And you nailed why, Insolu. We as Americans are animated by love, and respect, for one another. Liberty is enobling; when the only difference between you and your neighbor is who is the more determined, clever, and hardworking, it inspires you to do more than you believed was possible. Even in losing, you hate the loss but admire the victor-- and vow to beat him next time.

I was thinking the other day about the "best possible" outcome for the Battle of Iraq. My dream would be that we could foster a vibrant capitalist democracy-- and then proceed to out-compete them on every level. And the ferocity of the competetion would inspire them to greater heights, which would in turn challenge us.

It's not even the opposite of the Islamist ideal, it's of an entirely different order. It's the 90deg turn you make from the x, y and z axes in order to describe a fourth dimension.

A place that cannot be seen-- or even imagined-- from the pit of hatred.

fmragtops said...

I was worried about doing my 2996 tribute as well. When I signed up, I saw the face of a grandmother in Ms. Maria La Vache. A kind and generous face. I knew my words could never do her justice, but I had the ability to put her face up for everyone to see and remember that each one of 2,996 people that died was an individual. They weren't numbers, nor were they martyrs.

FIAR said...

I chickened out. I couldn't do it either, Insol. I was so happy when I found out that all the names had finally been taken.

Insolublog said...

a4g, I am grateful so many bloggers, like yourself, fm and the others listed above, took the time and effort to reach out on this project.

It was quite a monumental effort, expertly executed, I might add. Your words did justice to the memory of Christina Flannery and Maria La Vache. With FIAR, I can imagine the difficulty you experienced, stepping back into the funeral of a citizen you didn't know, and address their life and family.
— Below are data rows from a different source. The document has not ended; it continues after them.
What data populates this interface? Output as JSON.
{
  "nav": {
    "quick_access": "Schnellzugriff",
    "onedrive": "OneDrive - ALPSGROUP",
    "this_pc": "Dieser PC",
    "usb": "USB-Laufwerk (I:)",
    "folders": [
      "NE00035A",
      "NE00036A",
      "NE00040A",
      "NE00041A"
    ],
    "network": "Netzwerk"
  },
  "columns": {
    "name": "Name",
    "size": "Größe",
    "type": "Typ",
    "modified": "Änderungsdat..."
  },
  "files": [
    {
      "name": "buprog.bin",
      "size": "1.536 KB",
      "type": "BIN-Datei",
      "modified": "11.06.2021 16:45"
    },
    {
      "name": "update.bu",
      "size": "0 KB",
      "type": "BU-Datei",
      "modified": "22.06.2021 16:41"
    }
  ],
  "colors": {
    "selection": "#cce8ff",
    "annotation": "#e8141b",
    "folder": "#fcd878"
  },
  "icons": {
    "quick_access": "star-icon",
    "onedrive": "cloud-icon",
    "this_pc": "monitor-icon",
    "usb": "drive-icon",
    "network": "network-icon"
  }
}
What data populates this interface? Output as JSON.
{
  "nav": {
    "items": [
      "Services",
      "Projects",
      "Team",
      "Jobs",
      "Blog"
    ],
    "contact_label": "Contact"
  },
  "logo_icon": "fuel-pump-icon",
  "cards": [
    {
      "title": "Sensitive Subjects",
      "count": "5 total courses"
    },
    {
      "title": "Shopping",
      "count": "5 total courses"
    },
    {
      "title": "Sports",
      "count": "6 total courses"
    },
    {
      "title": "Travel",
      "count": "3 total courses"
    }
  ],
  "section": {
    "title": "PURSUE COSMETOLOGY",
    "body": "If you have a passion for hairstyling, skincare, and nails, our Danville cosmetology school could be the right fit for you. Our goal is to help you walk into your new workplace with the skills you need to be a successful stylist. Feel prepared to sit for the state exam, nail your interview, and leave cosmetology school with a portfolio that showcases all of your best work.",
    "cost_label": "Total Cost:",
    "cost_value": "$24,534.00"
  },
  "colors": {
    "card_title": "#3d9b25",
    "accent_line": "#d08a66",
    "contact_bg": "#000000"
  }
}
I hope we can achieve the best possible outcome, but it is being actively sabotaged by the left. The Japanese are the textbook case. They were fierce, determined and insanely dedicated to their cause. We were able to break their will, and assert ours, long enough to shape a prosperous future. They were also an enemy with an imbued sense of honor, even though it was tragically misplaced. Brought to national sanity and freedom, they engaged in the competitive spirit of capitalism you spoke of, and become a jewel and a technical marvel. Patriotic Americans always seem to rise to match the size of every challenge, with an effort equal to the task.

This effort will be difficult. We have a terrorist enemy with an insane will. That spirit will also have to be broken. That cannot be done with this culture of defeat and diplomatic hand wringing. The war is young. I hope the American people put both the mandate and the authority into the political hot seat.

President Bush has recently, begun to put the cultural face on this war, in blunt, necessary terms.

The Conservative UAW Guy said...

I'm sad today.
And still pissed off, too.

Thanks for the great (as usual) post, Insol.

Insolublog said...

Thanks jimmyb. It's all over now ;)